## Exercise details
Which of the lines below holds the string "photo"? Copy every line that does.

## Records
※ ※ ※

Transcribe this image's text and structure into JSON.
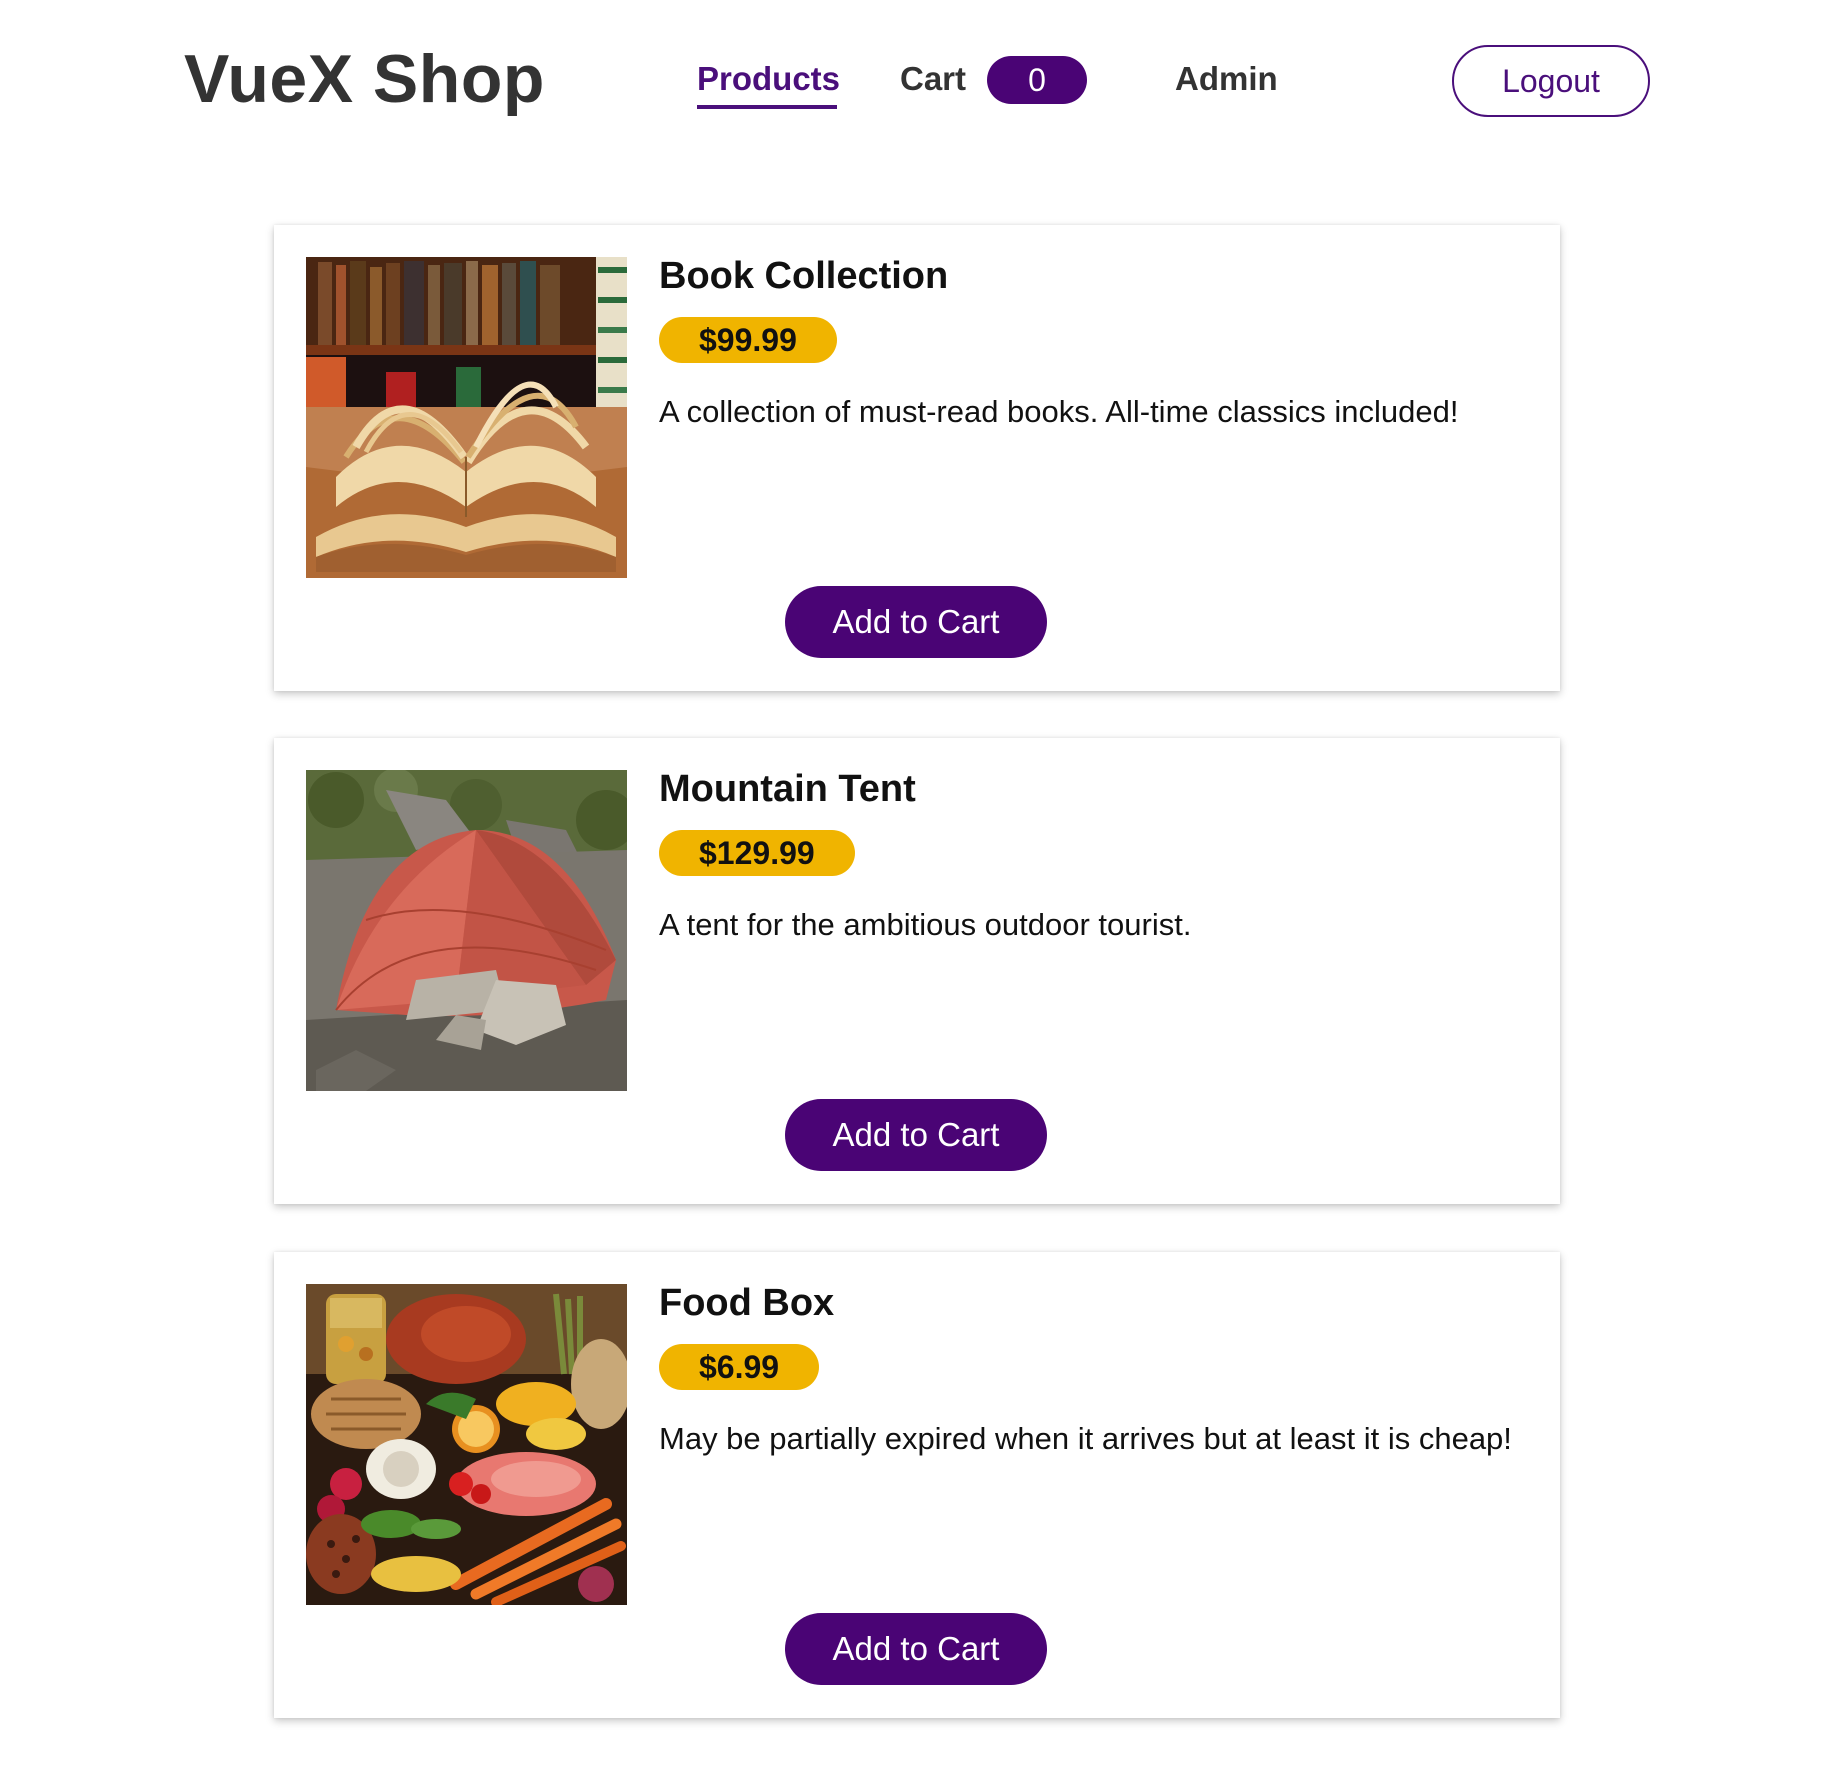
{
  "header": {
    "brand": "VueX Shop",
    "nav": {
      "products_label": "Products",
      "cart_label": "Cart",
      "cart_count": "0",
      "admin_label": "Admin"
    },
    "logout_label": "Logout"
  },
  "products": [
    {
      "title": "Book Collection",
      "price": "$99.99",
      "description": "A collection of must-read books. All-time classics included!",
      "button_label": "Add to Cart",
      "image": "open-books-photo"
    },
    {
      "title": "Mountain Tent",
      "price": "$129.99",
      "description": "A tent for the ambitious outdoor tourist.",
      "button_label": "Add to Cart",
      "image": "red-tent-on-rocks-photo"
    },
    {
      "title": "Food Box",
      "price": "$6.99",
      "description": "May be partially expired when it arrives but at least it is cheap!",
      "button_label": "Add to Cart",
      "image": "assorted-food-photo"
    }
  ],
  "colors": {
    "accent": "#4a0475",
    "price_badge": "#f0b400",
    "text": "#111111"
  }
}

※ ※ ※

## Result for this task
      "image": "open-books-photo"
      "image": "red-tent-on-rocks-photo"
      "image": "assorted-food-photo"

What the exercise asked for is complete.